----- Given data

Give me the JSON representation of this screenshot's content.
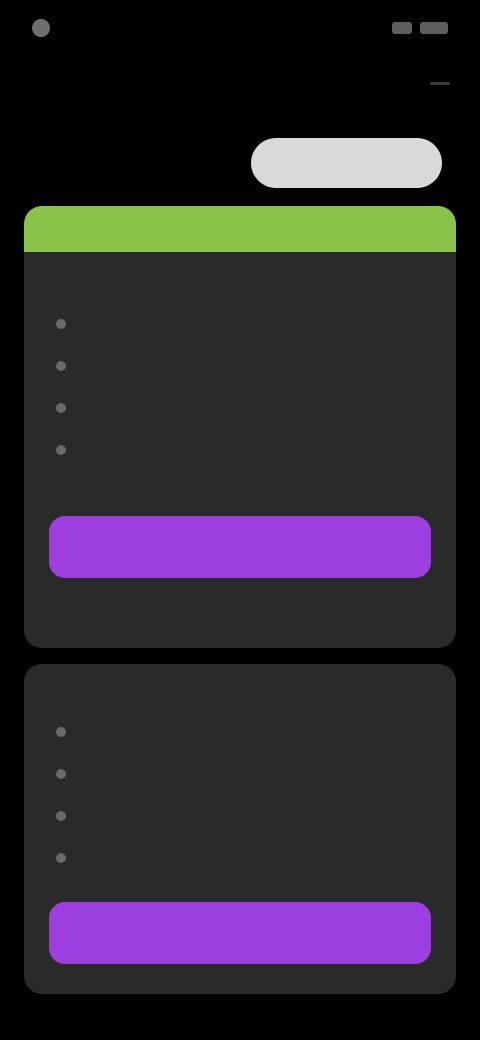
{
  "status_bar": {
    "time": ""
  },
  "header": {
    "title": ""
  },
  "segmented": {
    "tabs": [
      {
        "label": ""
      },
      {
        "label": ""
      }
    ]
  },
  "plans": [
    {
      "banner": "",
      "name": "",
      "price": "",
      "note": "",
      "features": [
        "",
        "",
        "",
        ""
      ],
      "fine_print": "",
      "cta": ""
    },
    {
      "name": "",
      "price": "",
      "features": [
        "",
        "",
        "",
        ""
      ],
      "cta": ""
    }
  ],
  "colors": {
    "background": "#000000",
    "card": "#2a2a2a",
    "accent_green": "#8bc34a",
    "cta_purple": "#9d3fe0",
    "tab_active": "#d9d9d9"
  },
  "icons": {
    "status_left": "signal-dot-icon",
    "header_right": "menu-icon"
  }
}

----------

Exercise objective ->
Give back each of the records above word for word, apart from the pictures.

Task solution ->
Give me the JSON representation of this screenshot's content.
{
  "status_bar": {
    "time": ""
  },
  "header": {
    "title": ""
  },
  "segmented": {
    "tabs": [
      {
        "label": ""
      },
      {
        "label": ""
      }
    ]
  },
  "plans": [
    {
      "banner": "",
      "name": "",
      "price": "",
      "note": "",
      "features": [
        "",
        "",
        "",
        ""
      ],
      "fine_print": "",
      "cta": ""
    },
    {
      "name": "",
      "price": "",
      "features": [
        "",
        "",
        "",
        ""
      ],
      "cta": ""
    }
  ],
  "colors": {
    "background": "#000000",
    "card": "#2a2a2a",
    "accent_green": "#8bc34a",
    "cta_purple": "#9d3fe0",
    "tab_active": "#d9d9d9"
  },
  "icons": {
    "status_left": "signal-dot-icon",
    "header_right": "menu-icon"
  }
}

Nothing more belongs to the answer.